What needs to be done –
Show each line of the records below where the word "value" occurs.

(Collection entries)
════════

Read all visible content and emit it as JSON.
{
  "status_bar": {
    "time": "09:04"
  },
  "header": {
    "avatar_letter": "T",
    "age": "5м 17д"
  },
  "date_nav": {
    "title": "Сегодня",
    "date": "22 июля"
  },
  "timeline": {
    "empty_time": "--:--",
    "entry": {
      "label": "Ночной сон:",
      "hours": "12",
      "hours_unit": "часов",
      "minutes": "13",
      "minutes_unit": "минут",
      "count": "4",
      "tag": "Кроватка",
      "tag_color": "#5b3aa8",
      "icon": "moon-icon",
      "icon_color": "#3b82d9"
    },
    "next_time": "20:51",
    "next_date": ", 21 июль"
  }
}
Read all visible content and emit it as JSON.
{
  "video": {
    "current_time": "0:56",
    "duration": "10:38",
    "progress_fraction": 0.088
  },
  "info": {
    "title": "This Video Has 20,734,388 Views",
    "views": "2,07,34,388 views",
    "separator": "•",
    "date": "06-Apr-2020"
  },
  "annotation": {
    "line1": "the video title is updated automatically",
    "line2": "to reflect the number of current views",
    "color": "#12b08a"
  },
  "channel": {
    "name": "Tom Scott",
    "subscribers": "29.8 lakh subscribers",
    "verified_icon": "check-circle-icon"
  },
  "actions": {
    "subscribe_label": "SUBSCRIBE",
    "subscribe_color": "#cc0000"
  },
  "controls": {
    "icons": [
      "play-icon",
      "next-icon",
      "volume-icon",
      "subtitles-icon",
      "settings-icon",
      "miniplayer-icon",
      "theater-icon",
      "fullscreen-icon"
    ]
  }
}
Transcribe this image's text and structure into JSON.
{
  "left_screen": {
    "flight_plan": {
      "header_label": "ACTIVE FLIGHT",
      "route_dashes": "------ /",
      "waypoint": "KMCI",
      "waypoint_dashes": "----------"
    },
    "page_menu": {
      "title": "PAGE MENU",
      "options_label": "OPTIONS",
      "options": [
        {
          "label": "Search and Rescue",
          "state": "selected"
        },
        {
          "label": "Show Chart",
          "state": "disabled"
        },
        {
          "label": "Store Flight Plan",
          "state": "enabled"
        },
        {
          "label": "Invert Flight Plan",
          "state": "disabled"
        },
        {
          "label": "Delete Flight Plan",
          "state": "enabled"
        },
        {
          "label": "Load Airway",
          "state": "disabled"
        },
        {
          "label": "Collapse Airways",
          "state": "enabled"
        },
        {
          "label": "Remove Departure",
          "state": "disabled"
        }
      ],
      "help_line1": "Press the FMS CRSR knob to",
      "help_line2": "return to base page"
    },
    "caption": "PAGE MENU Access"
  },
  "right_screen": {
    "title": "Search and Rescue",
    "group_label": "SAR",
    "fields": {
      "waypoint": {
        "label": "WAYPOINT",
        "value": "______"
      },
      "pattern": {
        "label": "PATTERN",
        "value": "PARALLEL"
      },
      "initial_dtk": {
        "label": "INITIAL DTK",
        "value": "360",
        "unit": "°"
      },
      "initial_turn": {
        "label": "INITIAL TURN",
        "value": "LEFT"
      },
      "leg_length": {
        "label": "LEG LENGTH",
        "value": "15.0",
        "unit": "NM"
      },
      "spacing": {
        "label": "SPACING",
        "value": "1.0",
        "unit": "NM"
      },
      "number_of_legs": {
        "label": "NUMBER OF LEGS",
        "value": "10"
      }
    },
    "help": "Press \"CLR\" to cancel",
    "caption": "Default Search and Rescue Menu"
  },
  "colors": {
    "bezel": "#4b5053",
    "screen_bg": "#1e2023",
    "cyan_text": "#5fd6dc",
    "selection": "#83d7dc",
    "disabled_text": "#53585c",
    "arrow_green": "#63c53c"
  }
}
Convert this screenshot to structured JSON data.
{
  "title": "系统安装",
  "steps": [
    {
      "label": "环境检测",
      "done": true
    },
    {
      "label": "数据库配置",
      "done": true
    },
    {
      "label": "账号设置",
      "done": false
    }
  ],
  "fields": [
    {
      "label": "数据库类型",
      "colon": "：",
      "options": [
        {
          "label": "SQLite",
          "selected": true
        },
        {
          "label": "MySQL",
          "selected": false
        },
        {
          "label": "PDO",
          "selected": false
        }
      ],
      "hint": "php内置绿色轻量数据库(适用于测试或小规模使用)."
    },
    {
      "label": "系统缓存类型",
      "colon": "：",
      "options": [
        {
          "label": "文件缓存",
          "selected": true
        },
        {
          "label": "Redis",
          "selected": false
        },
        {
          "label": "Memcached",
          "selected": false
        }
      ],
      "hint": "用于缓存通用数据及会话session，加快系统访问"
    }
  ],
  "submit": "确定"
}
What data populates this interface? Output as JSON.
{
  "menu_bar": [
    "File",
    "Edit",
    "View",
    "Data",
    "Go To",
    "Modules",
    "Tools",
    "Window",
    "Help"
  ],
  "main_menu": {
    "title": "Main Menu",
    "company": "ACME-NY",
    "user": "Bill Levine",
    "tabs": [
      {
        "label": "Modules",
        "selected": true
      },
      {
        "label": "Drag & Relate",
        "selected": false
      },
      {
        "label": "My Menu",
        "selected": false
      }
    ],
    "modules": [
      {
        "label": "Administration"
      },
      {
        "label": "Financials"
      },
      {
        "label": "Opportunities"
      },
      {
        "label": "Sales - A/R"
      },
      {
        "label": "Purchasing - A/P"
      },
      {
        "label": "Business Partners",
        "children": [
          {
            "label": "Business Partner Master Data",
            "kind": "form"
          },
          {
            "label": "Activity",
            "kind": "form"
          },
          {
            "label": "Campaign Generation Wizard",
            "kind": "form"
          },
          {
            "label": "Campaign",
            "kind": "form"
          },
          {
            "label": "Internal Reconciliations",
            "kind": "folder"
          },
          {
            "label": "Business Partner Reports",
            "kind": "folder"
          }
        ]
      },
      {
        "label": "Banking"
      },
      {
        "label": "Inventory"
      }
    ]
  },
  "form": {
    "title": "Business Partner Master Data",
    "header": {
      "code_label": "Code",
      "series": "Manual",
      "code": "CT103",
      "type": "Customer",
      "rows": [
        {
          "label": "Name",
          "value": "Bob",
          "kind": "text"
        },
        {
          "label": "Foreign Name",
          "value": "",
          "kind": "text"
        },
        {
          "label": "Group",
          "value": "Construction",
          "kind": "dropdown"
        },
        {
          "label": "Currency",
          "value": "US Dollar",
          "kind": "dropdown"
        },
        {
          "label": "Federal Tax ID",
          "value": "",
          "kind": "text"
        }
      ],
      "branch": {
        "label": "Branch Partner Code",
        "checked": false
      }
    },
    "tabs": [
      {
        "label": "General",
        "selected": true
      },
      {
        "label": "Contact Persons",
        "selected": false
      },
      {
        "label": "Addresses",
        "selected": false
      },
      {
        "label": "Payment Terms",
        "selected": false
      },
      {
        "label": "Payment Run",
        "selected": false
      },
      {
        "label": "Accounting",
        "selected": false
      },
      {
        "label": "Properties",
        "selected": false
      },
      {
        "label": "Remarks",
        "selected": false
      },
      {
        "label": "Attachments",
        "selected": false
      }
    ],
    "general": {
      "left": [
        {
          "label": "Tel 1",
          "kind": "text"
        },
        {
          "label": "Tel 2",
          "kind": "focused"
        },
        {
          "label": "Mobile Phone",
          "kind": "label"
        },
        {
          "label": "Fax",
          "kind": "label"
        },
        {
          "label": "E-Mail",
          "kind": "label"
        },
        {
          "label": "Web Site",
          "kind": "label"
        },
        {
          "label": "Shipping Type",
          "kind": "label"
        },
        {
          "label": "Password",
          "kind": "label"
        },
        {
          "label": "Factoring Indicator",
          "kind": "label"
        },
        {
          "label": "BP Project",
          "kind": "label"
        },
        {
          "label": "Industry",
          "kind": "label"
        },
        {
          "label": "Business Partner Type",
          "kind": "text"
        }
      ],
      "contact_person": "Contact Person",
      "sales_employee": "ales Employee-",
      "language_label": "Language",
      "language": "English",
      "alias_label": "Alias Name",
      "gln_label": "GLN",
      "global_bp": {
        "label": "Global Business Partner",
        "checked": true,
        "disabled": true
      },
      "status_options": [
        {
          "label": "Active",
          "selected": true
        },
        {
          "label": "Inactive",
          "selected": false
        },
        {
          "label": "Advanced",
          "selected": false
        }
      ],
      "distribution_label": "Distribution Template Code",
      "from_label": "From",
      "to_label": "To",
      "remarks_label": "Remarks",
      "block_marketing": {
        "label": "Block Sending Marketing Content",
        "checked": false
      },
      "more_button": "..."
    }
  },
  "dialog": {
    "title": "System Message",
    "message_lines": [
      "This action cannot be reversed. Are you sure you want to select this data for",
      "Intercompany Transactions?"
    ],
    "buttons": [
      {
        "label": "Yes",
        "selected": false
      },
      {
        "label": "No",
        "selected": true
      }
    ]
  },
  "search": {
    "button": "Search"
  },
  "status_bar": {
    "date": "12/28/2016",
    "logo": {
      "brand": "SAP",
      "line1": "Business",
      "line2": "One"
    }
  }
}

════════

Output of the task –
        "value": "______"
        "value": "PARALLEL"
        "value": "360",
        "value": "LEFT"
        "value": "15.0",
        "value": "1.0",
        "value": "10"
          "value": "Bob",
          "value": "",
          "value": "Construction",
          "value": "US Dollar",
          "value": "",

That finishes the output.